A program aimed at treating the most common anxiety disorders in primary care clinics proved more effective than usual care, according to the findings of a randomized controlled trial reported in JAMA.
The Coordinated Anxiety Learning and Management (CALM) program involves evidence-based treatment of panic disorder, generalized anxiety disorder, social anxiety disorder, and posttraumatic stress disorder, with or without the presence of comorbid depression, said Dr. Peter Roy-Byrne of the University of Washington, Seattle, and his associates.
The CALM model uses an Internet-based system to monitor the delivery of care by "anxiety clinical specialists" such as nurses, social workers, or psychologists who are trained to deliver the program's treatment. These specialists keep in close touch with a primary care physician throughout the 10-12 weeks of treatment. They use a computer program to help them administer cognitive-behavioral therapy and/or pharmacotherapy with selective serotonin reuptake inhibitors, serotonin and norepinephrine reuptake inhibitors, other types of antidepressants, or benzodiazepines.
Outcomes among 503 patients randomized to the CALM program were compared with 501 patients assigned to usual care. Patients were enrolled from 17 primary care clinics in Arkansas, California, and Washington. Usual care involved in-clinic mental health resources - which often involved "a single clinician with limited familiarity with evidence-based psychotherapy"- or referral to a mental health specialist. Treatment duration lasted 3-12 months (JAMA 2010;303:1921-8).

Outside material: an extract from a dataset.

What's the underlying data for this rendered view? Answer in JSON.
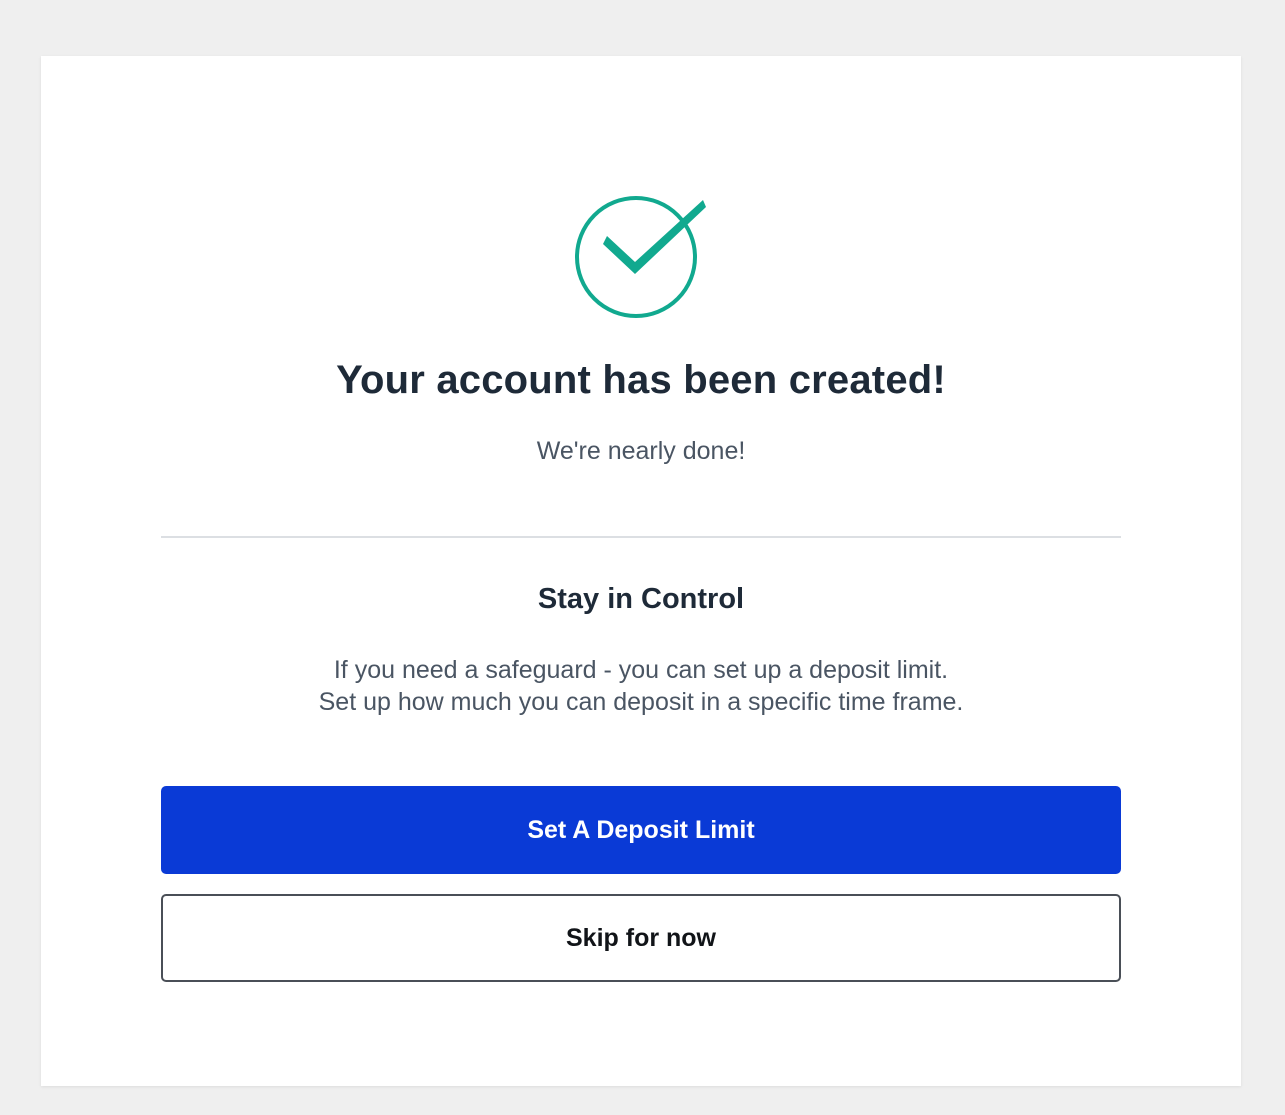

The study participants were diagnosed as having one or more of the four anxiety disorders, with or without co-morbid depression, and were referred by 120 internists and 28 family physicians. The patient population was ethnically diverse and had a broad age range (18-75 years). Patients underwent a battery of assessments at baseline and at 6-month intervals for 18 months to track their outcomes. …